> _WHAT TO DO_: Check the entries below for lines with "this"; report only how many there are.

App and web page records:
= Beginning of Section =
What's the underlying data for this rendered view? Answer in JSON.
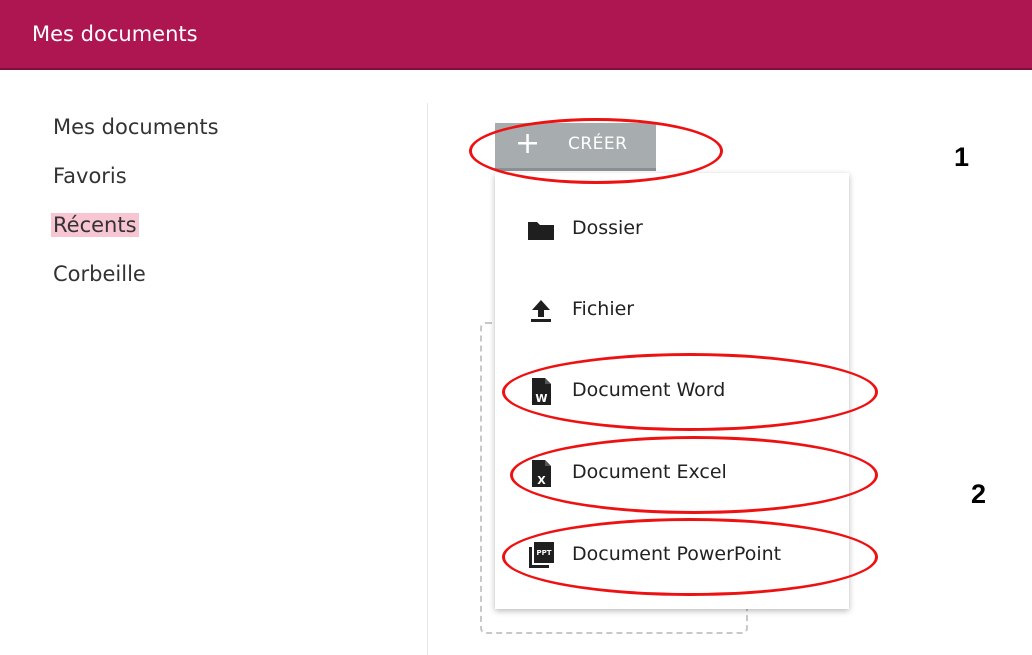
{
  "header": {
    "title": "Mes documents"
  },
  "sidebar": {
    "items": [
      {
        "label": "Mes documents"
      },
      {
        "label": "Favoris"
      },
      {
        "label": "Récents"
      },
      {
        "label": "Corbeille"
      }
    ],
    "active_item": "Récents"
  },
  "create_button": {
    "icon": "plus-icon",
    "label": "CRÉER"
  },
  "create_menu": {
    "items": [
      {
        "icon": "folder-icon",
        "label": "Dossier"
      },
      {
        "icon": "upload-icon",
        "label": "Fichier"
      },
      {
        "icon": "word-doc-icon",
        "label": "Document Word"
      },
      {
        "icon": "excel-doc-icon",
        "label": "Document Excel"
      },
      {
        "icon": "powerpoint-doc-icon",
        "label": "Document PowerPoint"
      }
    ]
  },
  "annotations": {
    "marker_1": "1",
    "marker_2": "2"
  },
  "colors": {
    "header_bg": "#ae1652",
    "active_highlight": "#f8c5d3",
    "button_bg": "#a7adaf",
    "annotation": "#ee1111"
  }
}
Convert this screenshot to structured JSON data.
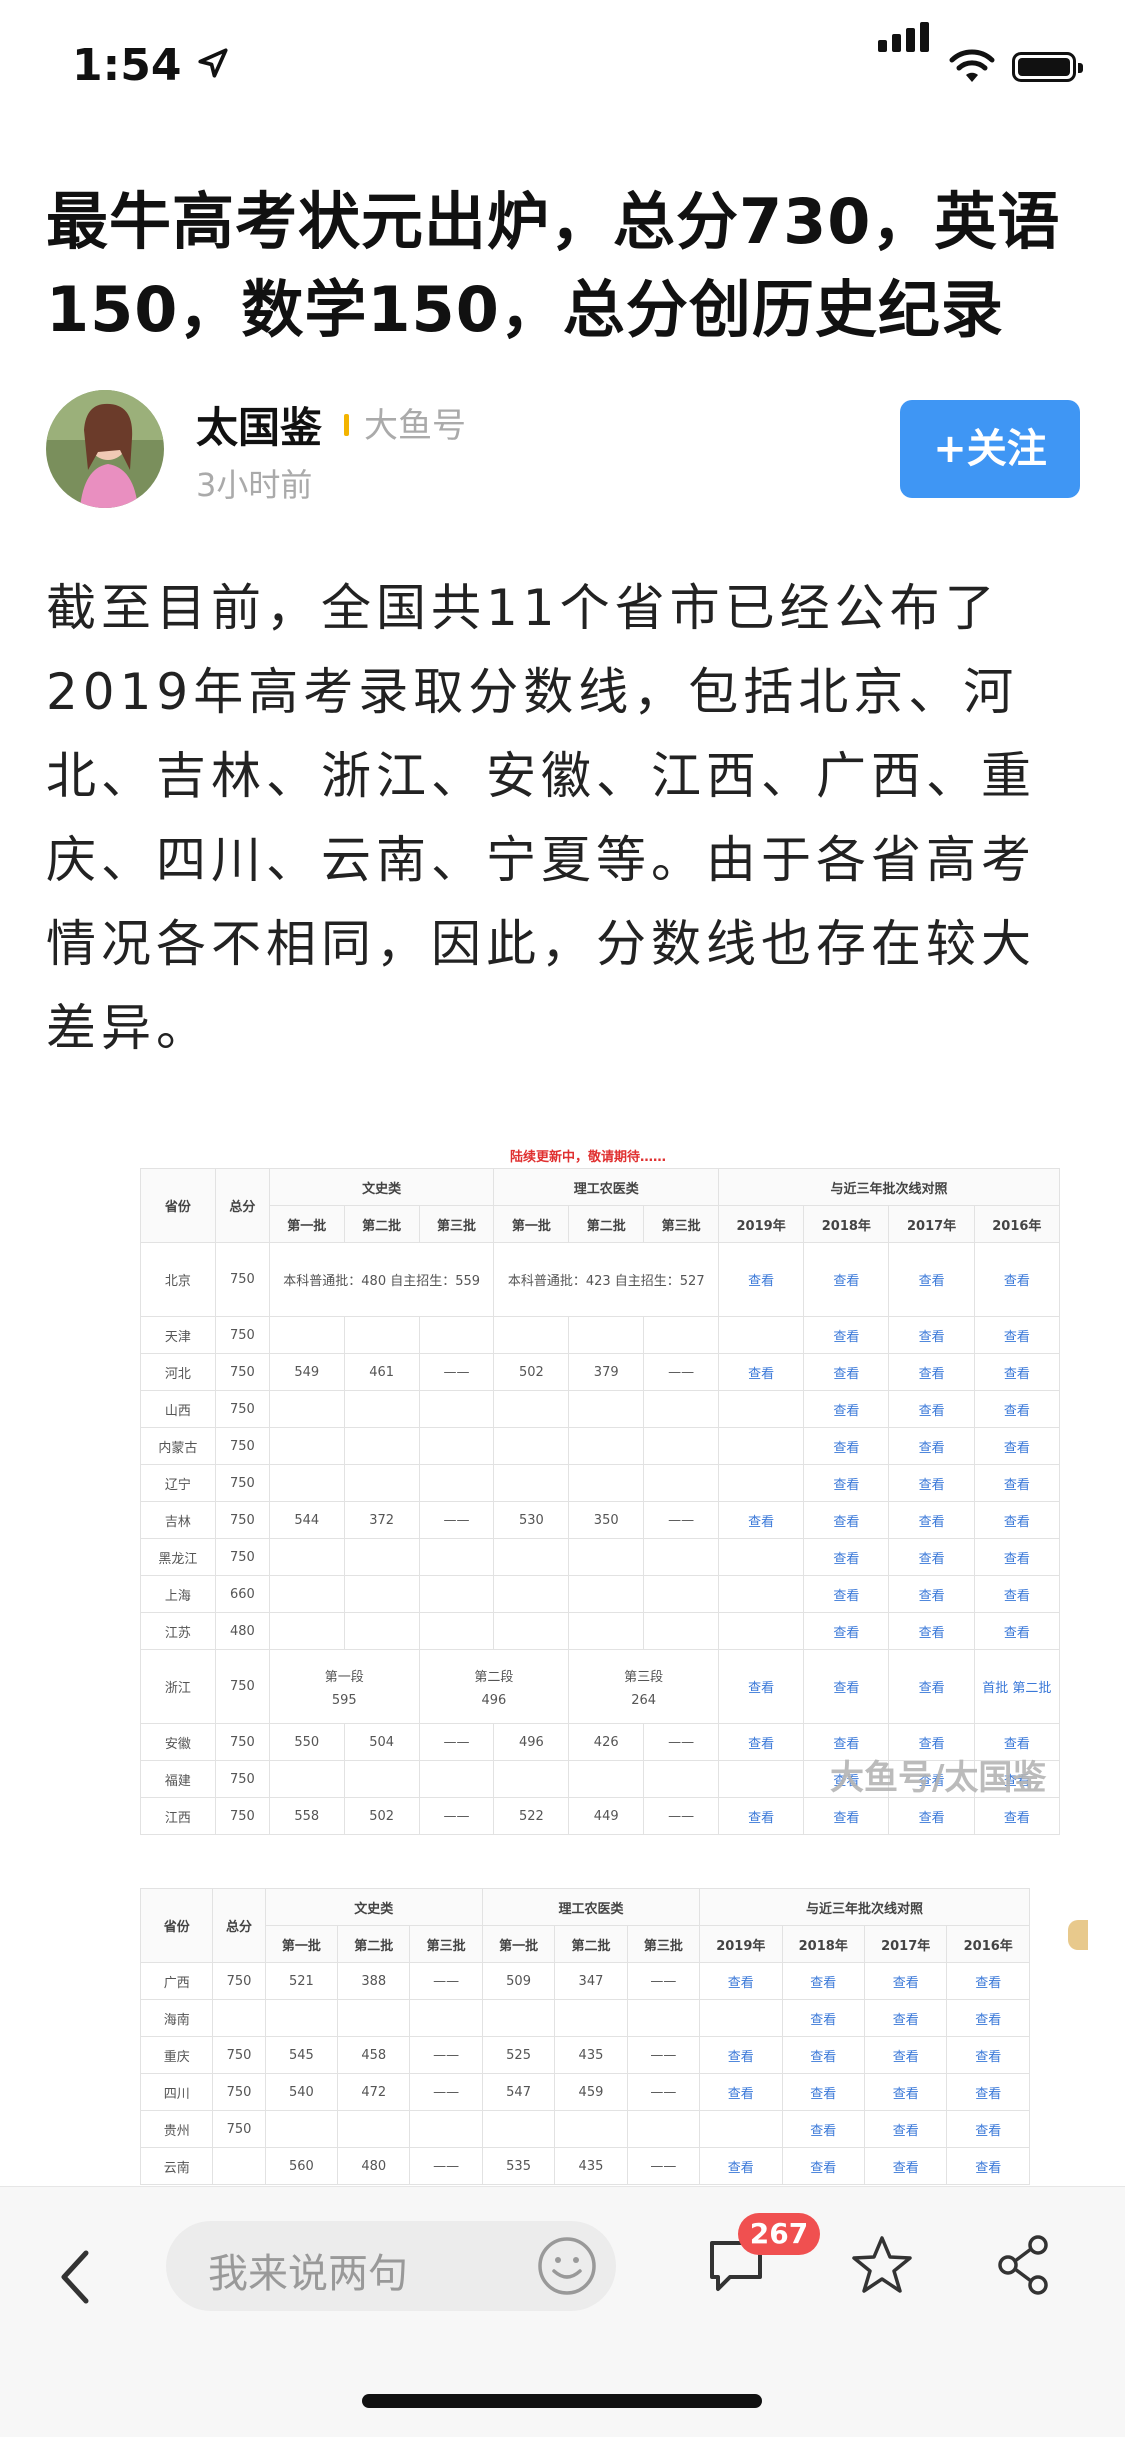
{
  "status_bar": {
    "time": "1:54"
  },
  "article": {
    "title": "最牛高考状元出炉，总分730，英语150，数学150，总分创历史纪录",
    "author": {
      "name": "太国鉴",
      "tag": "大鱼号",
      "time": "3小时前",
      "follow_label": "+关注"
    },
    "body": "截至目前，全国共11个省市已经公布了2019年高考录取分数线，包括北京、河北、吉林、浙江、安徽、江西、广西、重庆、四川、云南、宁夏等。由于各省高考情况各不相同，因此，分数线也存在较大差异。"
  },
  "table1": {
    "notice": "陆续更新中，敬请期待……",
    "headers": {
      "province": "省份",
      "total": "总分",
      "wen": "文史类",
      "li": "理工农医类",
      "compare": "与近三年批次线对照",
      "sub": [
        "第一批",
        "第二批",
        "第三批",
        "第一批",
        "第二批",
        "第三批",
        "2019年",
        "2018年",
        "2017年",
        "2016年"
      ]
    },
    "rows": [
      {
        "p": "北京",
        "t": "750",
        "special_wen": "本科普通批：480 自主招生：559",
        "special_li": "本科普通批：423 自主招生：527",
        "c2019": "查看"
      },
      {
        "p": "天津",
        "t": "750"
      },
      {
        "p": "河北",
        "t": "750",
        "w1": "549",
        "w2": "461",
        "w3": "——",
        "l1": "502",
        "l2": "379",
        "l3": "——",
        "c2019": "查看"
      },
      {
        "p": "山西",
        "t": "750"
      },
      {
        "p": "内蒙古",
        "t": "750"
      },
      {
        "p": "辽宁",
        "t": "750"
      },
      {
        "p": "吉林",
        "t": "750",
        "w1": "544",
        "w2": "372",
        "w3": "——",
        "l1": "530",
        "l2": "350",
        "l3": "——",
        "c2019": "查看"
      },
      {
        "p": "黑龙江",
        "t": "750"
      },
      {
        "p": "上海",
        "t": "660"
      },
      {
        "p": "江苏",
        "t": "480"
      },
      {
        "p": "浙江",
        "t": "750",
        "zj": [
          "第一段",
          "595",
          "第二段",
          "496",
          "第三段",
          "264"
        ],
        "c2019": "查看",
        "c2016": "首批 第二批"
      },
      {
        "p": "安徽",
        "t": "750",
        "w1": "550",
        "w2": "504",
        "w3": "——",
        "l1": "496",
        "l2": "426",
        "l3": "——",
        "c2019": "查看"
      },
      {
        "p": "福建",
        "t": "750"
      },
      {
        "p": "江西",
        "t": "750",
        "w1": "558",
        "w2": "502",
        "w3": "——",
        "l1": "522",
        "l2": "449",
        "l3": "——",
        "c2019": "查看"
      }
    ],
    "link_label": "查看",
    "watermark": "大鱼号/太国鉴"
  },
  "table2": {
    "rows": [
      {
        "p": "广西",
        "t": "750",
        "w1": "521",
        "w2": "388",
        "w3": "——",
        "l1": "509",
        "l2": "347",
        "l3": "——",
        "c2019": "查看"
      },
      {
        "p": "海南",
        "t": ""
      },
      {
        "p": "重庆",
        "t": "750",
        "w1": "545",
        "w2": "458",
        "w3": "——",
        "l1": "525",
        "l2": "435",
        "l3": "——",
        "c2019": "查看"
      },
      {
        "p": "四川",
        "t": "750",
        "w1": "540",
        "w2": "472",
        "w3": "——",
        "l1": "547",
        "l2": "459",
        "l3": "——",
        "c2019": "查看"
      },
      {
        "p": "贵州",
        "t": "750"
      },
      {
        "p": "云南",
        "t": "",
        "w1": "560",
        "w2": "480",
        "w3": "——",
        "l1": "535",
        "l2": "435",
        "l3": "——",
        "c2019": "查看"
      }
    ]
  },
  "bottom_bar": {
    "comment_placeholder": "我来说两句",
    "comment_count": "267"
  },
  "colors": {
    "accent": "#3f96f4",
    "badge": "#f05050",
    "link": "#3a78d8"
  }
}
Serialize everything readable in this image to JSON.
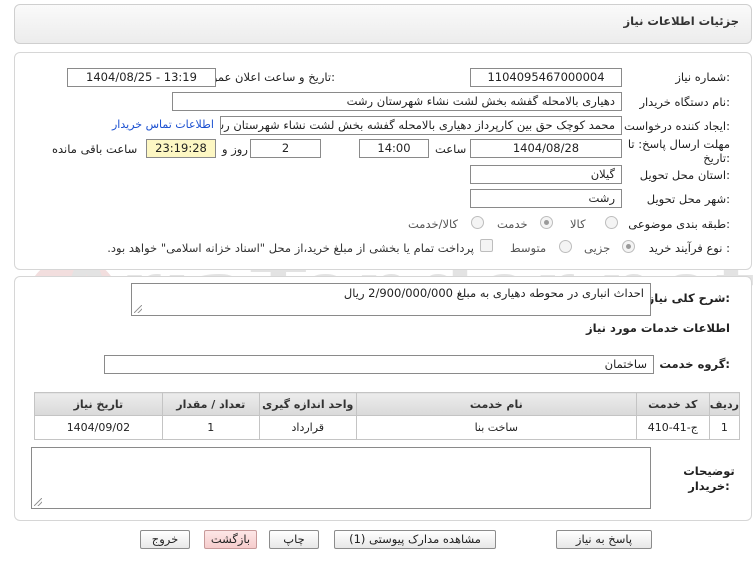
{
  "header": {
    "title": "جزئیات اطلاعات نیاز"
  },
  "form": {
    "need_number": {
      "label": "شماره نیاز:",
      "value": "1104095467000004"
    },
    "announce": {
      "label": "تاریخ و ساعت اعلان عمومی:",
      "value": "1404/08/25 - 13:19"
    },
    "buyer_org": {
      "label": "نام دستگاه خریدار:",
      "value": "دهیاری بالامحله گفشه بخش لشت نشاء شهرستان رشت"
    },
    "requester": {
      "label": "ایجاد کننده درخواست:",
      "value": "محمد کوچک حق بین کارپرداز دهیاری بالامحله گفشه بخش لشت نشاء شهرستان رشت"
    },
    "contact_link": "اطلاعات تماس خریدار",
    "deadline": {
      "label": "مهلت ارسال پاسخ: تا تاریخ:",
      "date": "1404/08/28",
      "time_label": "ساعت",
      "time": "14:00",
      "days": "2",
      "days_label": "روز و",
      "remaining": "23:19:28",
      "remaining_label": "ساعت باقی مانده"
    },
    "province": {
      "label": "استان محل تحویل:",
      "value": "گیلان"
    },
    "city": {
      "label": "شهر محل تحویل:",
      "value": "رشت"
    },
    "category": {
      "label": "طبقه بندی موضوعی:",
      "options": [
        "کالا",
        "خدمت",
        "کالا/خدمت"
      ],
      "selected": "خدمت"
    },
    "purchase_type": {
      "label": "نوع فرآیند خرید :",
      "options": [
        "جزیی",
        "متوسط"
      ],
      "selected": "جزیی",
      "payment_note": "پرداخت تمام یا بخشی از مبلغ خرید،از محل \"اسناد خزانه اسلامی\" خواهد بود."
    }
  },
  "description": {
    "summary_label": "شرح کلی نیاز:",
    "summary_value": "احداث انباری در محوطه دهیاری به مبلغ 2/900/000/000 ریال",
    "services_heading": "اطلاعات خدمات مورد نیاز",
    "service_group_label": "گروه خدمت:",
    "service_group_value": "ساختمان",
    "table": {
      "headers": [
        "ردیف",
        "کد خدمت",
        "نام خدمت",
        "واحد اندازه گیری",
        "تعداد / مقدار",
        "تاریخ نیاز"
      ],
      "rows": [
        [
          "1",
          "ج-41-410",
          "ساخت بنا",
          "قرارداد",
          "1",
          "1404/09/02"
        ]
      ]
    },
    "buyer_notes_label": "توضیحات خریدار:",
    "buyer_notes_value": ""
  },
  "buttons": {
    "reply": "پاسخ به نیاز",
    "attachments": "مشاهده مدارک پیوستی (1)",
    "print": "چاپ",
    "back": "بازگشت",
    "exit": "خروج"
  },
  "watermark": {
    "text": "AriaTender.net"
  },
  "colors": {
    "link": "#1a4fd0",
    "remaining_bg": "#fdf7c3",
    "pink_button": "#f6cccc"
  }
}
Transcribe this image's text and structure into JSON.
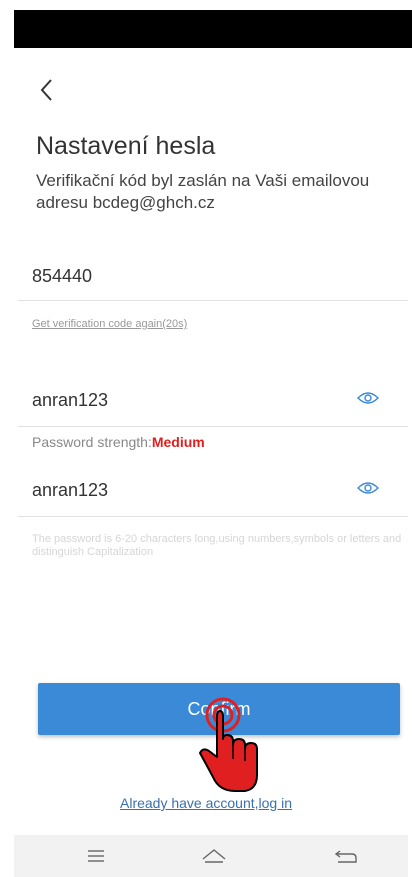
{
  "header": {
    "back_icon": "chevron-left-icon",
    "title": "Nastavení hesla",
    "subtitle": "Verifikační kód byl zaslán na Vaši emailovou adresu bcdeg@ghch.cz"
  },
  "form": {
    "code_value": "854440",
    "resend_label": "Get verification code again(20s)",
    "password_value": "anran123",
    "strength_label": "Password strength:",
    "strength_level": "Medium",
    "confirm_password_value": "anran123",
    "hint": "The password is 6-20 characters long,using numbers,symbols or letters and distinguish Capitalization",
    "eye_icon": "eye-icon"
  },
  "actions": {
    "confirm_label": "Confirm",
    "login_link": "Already have account,log in"
  },
  "navbar": {
    "icons": [
      "menu-icon",
      "home-icon",
      "back-icon"
    ]
  },
  "colors": {
    "accent": "#3a8ad8",
    "strength_medium": "#e02020",
    "link": "#3a70b0",
    "tap_indicator": "#e02020"
  }
}
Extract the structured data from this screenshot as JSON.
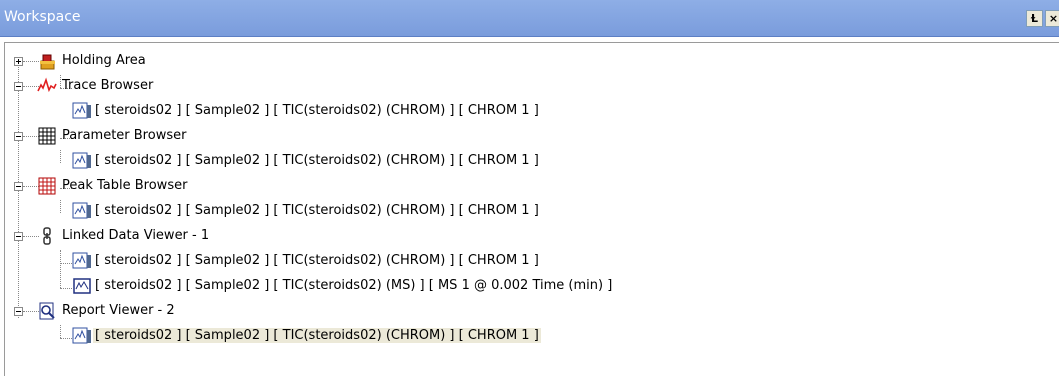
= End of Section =
> _FINISHED EXERCISE_: 5